= Exercise instructions =
In your copy, reproduce each entry exactly and include no picture.

[Supplied data]

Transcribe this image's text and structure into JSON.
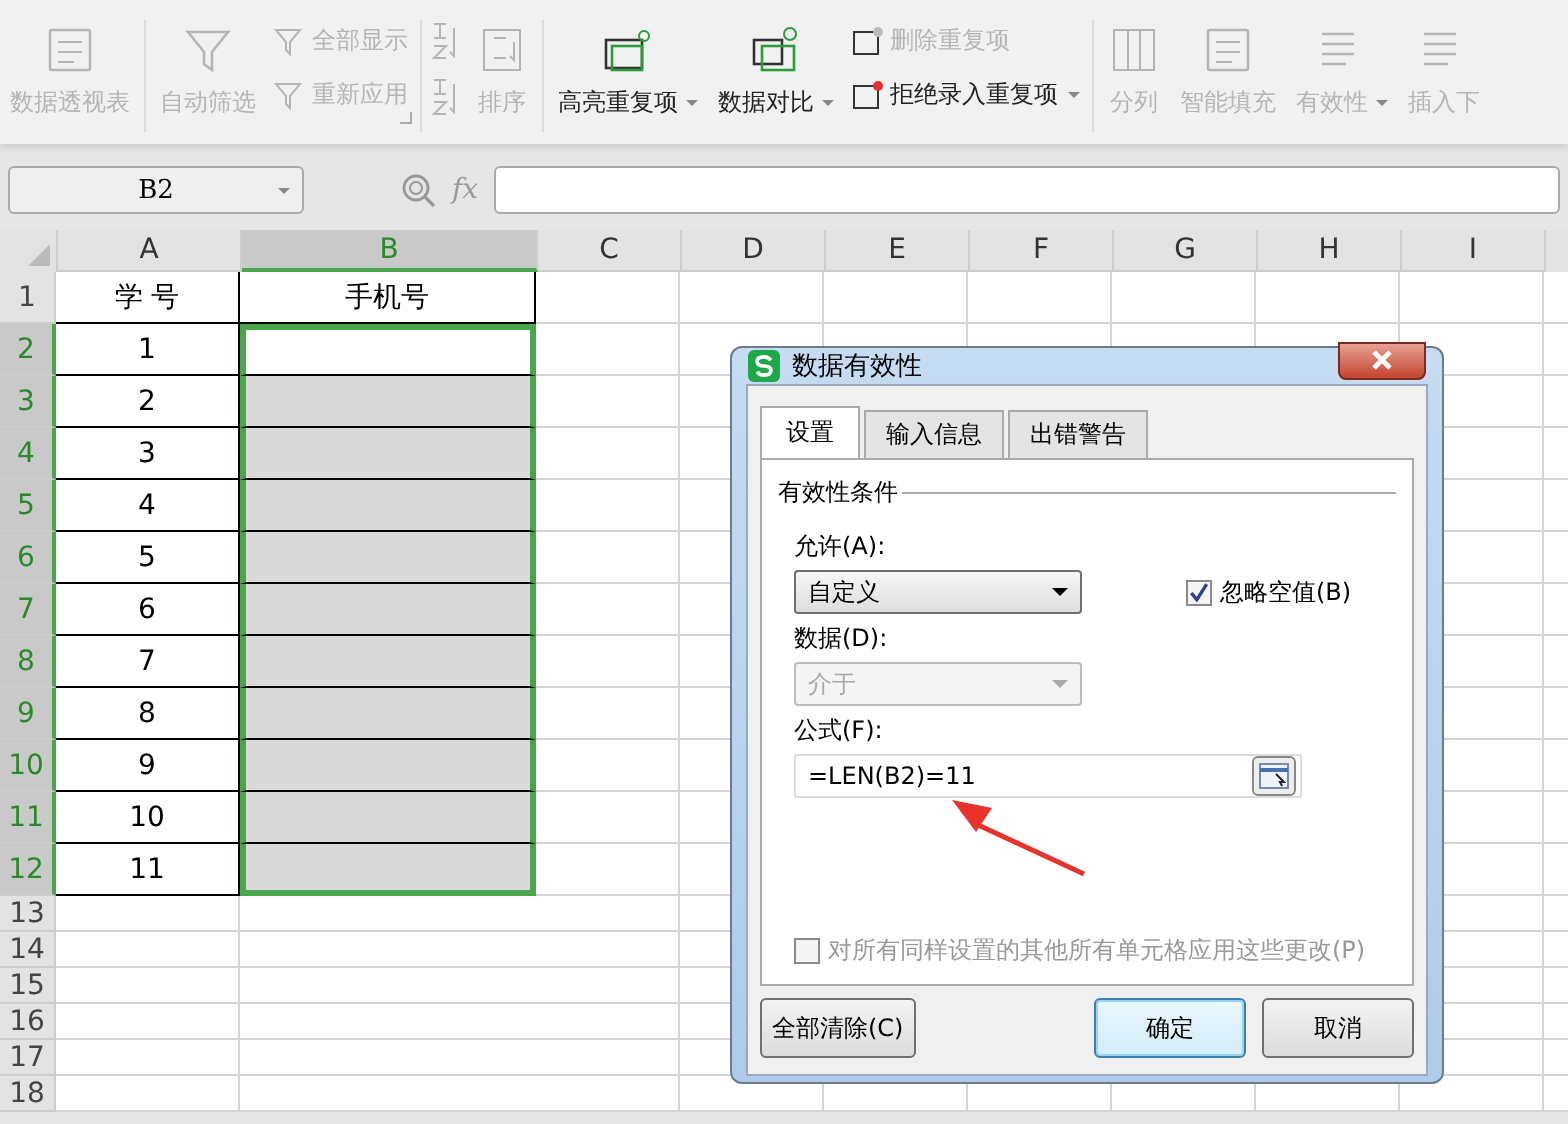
{
  "ribbon": {
    "groups": [
      {
        "items": [
          {
            "kind": "large",
            "label": "数据透视表",
            "disabled": true,
            "dropdown": false
          }
        ]
      },
      {
        "items": [
          {
            "kind": "large",
            "label": "自动筛选",
            "disabled": true,
            "dropdown": false
          },
          {
            "kind": "stack",
            "launcher": true,
            "entries": [
              {
                "label": "全部显示",
                "disabled": true,
                "dropdown": false
              },
              {
                "label": "重新应用",
                "disabled": true,
                "dropdown": false
              }
            ]
          }
        ]
      },
      {
        "items": [
          {
            "kind": "icons",
            "entries": [
              {
                "disabled": true
              },
              {
                "disabled": true
              }
            ]
          },
          {
            "kind": "large",
            "label": "排序",
            "disabled": true,
            "dropdown": false
          }
        ]
      },
      {
        "items": [
          {
            "kind": "large",
            "label": "高亮重复项",
            "disabled": false,
            "dropdown": true
          },
          {
            "kind": "large",
            "label": "数据对比",
            "disabled": false,
            "dropdown": true
          },
          {
            "kind": "stack",
            "entries": [
              {
                "label": "删除重复项",
                "disabled": true,
                "dropdown": false
              },
              {
                "label": "拒绝录入重复项",
                "disabled": false,
                "dropdown": true
              }
            ]
          }
        ]
      },
      {
        "items": [
          {
            "kind": "large",
            "label": "分列",
            "disabled": true,
            "dropdown": false
          },
          {
            "kind": "large",
            "label": "智能填充",
            "disabled": true,
            "dropdown": false
          },
          {
            "kind": "large",
            "label": "有效性",
            "disabled": true,
            "dropdown": true
          },
          {
            "kind": "large",
            "label": "插入下",
            "disabled": true,
            "dropdown": false
          }
        ]
      }
    ]
  },
  "formula_bar": {
    "name_box": "B2",
    "fx_label": "fx"
  },
  "sheet": {
    "columns": [
      {
        "label": "A",
        "selected": false
      },
      {
        "label": "B",
        "selected": true
      },
      {
        "label": "C",
        "selected": false
      },
      {
        "label": "D",
        "selected": false
      },
      {
        "label": "E",
        "selected": false
      },
      {
        "label": "F",
        "selected": false
      },
      {
        "label": "G",
        "selected": false
      },
      {
        "label": "H",
        "selected": false
      },
      {
        "label": "I",
        "selected": false
      }
    ],
    "rows": [
      {
        "label": "1",
        "selected": false,
        "active": false,
        "table_border": true,
        "cells": [
          "学 号",
          "手机号"
        ]
      },
      {
        "label": "2",
        "selected": true,
        "active": true,
        "table_border": true,
        "cells": [
          "1"
        ]
      },
      {
        "label": "3",
        "selected": true,
        "active": false,
        "table_border": true,
        "cells": [
          "2"
        ]
      },
      {
        "label": "4",
        "selected": true,
        "active": false,
        "table_border": true,
        "cells": [
          "3"
        ]
      },
      {
        "label": "5",
        "selected": true,
        "active": false,
        "table_border": true,
        "cells": [
          "4"
        ]
      },
      {
        "label": "6",
        "selected": true,
        "active": false,
        "table_border": true,
        "cells": [
          "5"
        ]
      },
      {
        "label": "7",
        "selected": true,
        "active": false,
        "table_border": true,
        "cells": [
          "6"
        ]
      },
      {
        "label": "8",
        "selected": true,
        "active": false,
        "table_border": true,
        "cells": [
          "7"
        ]
      },
      {
        "label": "9",
        "selected": true,
        "active": false,
        "table_border": true,
        "cells": [
          "8"
        ]
      },
      {
        "label": "10",
        "selected": true,
        "active": false,
        "table_border": true,
        "cells": [
          "9"
        ]
      },
      {
        "label": "11",
        "selected": true,
        "active": false,
        "table_border": true,
        "cells": [
          "10"
        ]
      },
      {
        "label": "12",
        "selected": true,
        "active": false,
        "table_border": true,
        "cells": [
          "11"
        ]
      },
      {
        "label": "13",
        "selected": false,
        "active": false,
        "table_border": false,
        "cells": []
      },
      {
        "label": "14",
        "selected": false,
        "active": false,
        "table_border": false,
        "cells": []
      },
      {
        "label": "15",
        "selected": false,
        "active": false,
        "table_border": false,
        "cells": []
      },
      {
        "label": "16",
        "selected": false,
        "active": false,
        "table_border": false,
        "cells": []
      },
      {
        "label": "17",
        "selected": false,
        "active": false,
        "table_border": false,
        "cells": []
      },
      {
        "label": "18",
        "selected": false,
        "active": false,
        "table_border": false,
        "cells": []
      }
    ]
  },
  "dialog": {
    "title": "数据有效性",
    "tabs": [
      {
        "label": "设置",
        "selected": true
      },
      {
        "label": "输入信息",
        "selected": false
      },
      {
        "label": "出错警告",
        "selected": false
      }
    ],
    "group_label": "有效性条件",
    "allow": {
      "label": "允许(A):",
      "value": "自定义",
      "disabled": false
    },
    "ignore_blank": {
      "label": "忽略空值(B)",
      "checked": true,
      "disabled": false
    },
    "data": {
      "label": "数据(D):",
      "value": "介于",
      "disabled": true
    },
    "formula": {
      "label": "公式(F):",
      "value": "=LEN(B2)=11"
    },
    "apply_all": {
      "label": "对所有同样设置的其他所有单元格应用这些更改(P)",
      "checked": false,
      "disabled": true
    },
    "buttons": [
      {
        "label": "全部清除(C)",
        "default": false
      },
      {
        "label": "确定",
        "default": true
      },
      {
        "label": "取消",
        "default": false
      }
    ]
  }
}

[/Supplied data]

= Answer space =
Transcribe this image's text and structure into JSON.
{
  "ribbon": {
    "groups": [
      {
        "items": [
          {
            "kind": "large",
            "label": "数据透视表",
            "disabled": true,
            "dropdown": false
          }
        ]
      },
      {
        "items": [
          {
            "kind": "large",
            "label": "自动筛选",
            "disabled": true,
            "dropdown": false
          },
          {
            "kind": "stack",
            "launcher": true,
            "entries": [
              {
                "label": "全部显示",
                "disabled": true,
                "dropdown": false
              },
              {
                "label": "重新应用",
                "disabled": true,
                "dropdown": false
              }
            ]
          }
        ]
      },
      {
        "items": [
          {
            "kind": "icons",
            "entries": [
              {
                "disabled": true
              },
              {
                "disabled": true
              }
            ]
          },
          {
            "kind": "large",
            "label": "排序",
            "disabled": true,
            "dropdown": false
          }
        ]
      },
      {
        "items": [
          {
            "kind": "large",
            "label": "高亮重复项",
            "disabled": false,
            "dropdown": true
          },
          {
            "kind": "large",
            "label": "数据对比",
            "disabled": false,
            "dropdown": true
          },
          {
            "kind": "stack",
            "entries": [
              {
                "label": "删除重复项",
                "disabled": true,
                "dropdown": false
              },
              {
                "label": "拒绝录入重复项",
                "disabled": false,
                "dropdown": true
              }
            ]
          }
        ]
      },
      {
        "items": [
          {
            "kind": "large",
            "label": "分列",
            "disabled": true,
            "dropdown": false
          },
          {
            "kind": "large",
            "label": "智能填充",
            "disabled": true,
            "dropdown": false
          },
          {
            "kind": "large",
            "label": "有效性",
            "disabled": true,
            "dropdown": true
          },
          {
            "kind": "large",
            "label": "插入下",
            "disabled": true,
            "dropdown": false
          }
        ]
      }
    ]
  },
  "formula_bar": {
    "name_box": "B2",
    "fx_label": "fx"
  },
  "sheet": {
    "columns": [
      {
        "label": "A",
        "selected": false
      },
      {
        "label": "B",
        "selected": true
      },
      {
        "label": "C",
        "selected": false
      },
      {
        "label": "D",
        "selected": false
      },
      {
        "label": "E",
        "selected": false
      },
      {
        "label": "F",
        "selected": false
      },
      {
        "label": "G",
        "selected": false
      },
      {
        "label": "H",
        "selected": false
      },
      {
        "label": "I",
        "selected": false
      }
    ],
    "rows": [
      {
        "label": "1",
        "selected": false,
        "active": false,
        "table_border": true,
        "cells": [
          "学 号",
          "手机号"
        ]
      },
      {
        "label": "2",
        "selected": true,
        "active": true,
        "table_border": true,
        "cells": [
          "1"
        ]
      },
      {
        "label": "3",
        "selected": true,
        "active": false,
        "table_border": true,
        "cells": [
          "2"
        ]
      },
      {
        "label": "4",
        "selected": true,
        "active": false,
        "table_border": true,
        "cells": [
          "3"
        ]
      },
      {
        "label": "5",
        "selected": true,
        "active": false,
        "table_border": true,
        "cells": [
          "4"
        ]
      },
      {
        "label": "6",
        "selected": true,
        "active": false,
        "table_border": true,
        "cells": [
          "5"
        ]
      },
      {
        "label": "7",
        "selected": true,
        "active": false,
        "table_border": true,
        "cells": [
          "6"
        ]
      },
      {
        "label": "8",
        "selected": true,
        "active": false,
        "table_border": true,
        "cells": [
          "7"
        ]
      },
      {
        "label": "9",
        "selected": true,
        "active": false,
        "table_border": true,
        "cells": [
          "8"
        ]
      },
      {
        "label": "10",
        "selected": true,
        "active": false,
        "table_border": true,
        "cells": [
          "9"
        ]
      },
      {
        "label": "11",
        "selected": true,
        "active": false,
        "table_border": true,
        "cells": [
          "10"
        ]
      },
      {
        "label": "12",
        "selected": true,
        "active": false,
        "table_border": true,
        "cells": [
          "11"
        ]
      },
      {
        "label": "13",
        "selected": false,
        "active": false,
        "table_border": false,
        "cells": []
      },
      {
        "label": "14",
        "selected": false,
        "active": false,
        "table_border": false,
        "cells": []
      },
      {
        "label": "15",
        "selected": false,
        "active": false,
        "table_border": false,
        "cells": []
      },
      {
        "label": "16",
        "selected": false,
        "active": false,
        "table_border": false,
        "cells": []
      },
      {
        "label": "17",
        "selected": false,
        "active": false,
        "table_border": false,
        "cells": []
      },
      {
        "label": "18",
        "selected": false,
        "active": false,
        "table_border": false,
        "cells": []
      }
    ]
  },
  "dialog": {
    "title": "数据有效性",
    "tabs": [
      {
        "label": "设置",
        "selected": true
      },
      {
        "label": "输入信息",
        "selected": false
      },
      {
        "label": "出错警告",
        "selected": false
      }
    ],
    "group_label": "有效性条件",
    "allow": {
      "label": "允许(A):",
      "value": "自定义",
      "disabled": false
    },
    "ignore_blank": {
      "label": "忽略空值(B)",
      "checked": true,
      "disabled": false
    },
    "data": {
      "label": "数据(D):",
      "value": "介于",
      "disabled": true
    },
    "formula": {
      "label": "公式(F):",
      "value": "=LEN(B2)=11"
    },
    "apply_all": {
      "label": "对所有同样设置的其他所有单元格应用这些更改(P)",
      "checked": false,
      "disabled": true
    },
    "buttons": [
      {
        "label": "全部清除(C)",
        "default": false
      },
      {
        "label": "确定",
        "default": true
      },
      {
        "label": "取消",
        "default": false
      }
    ]
  }
}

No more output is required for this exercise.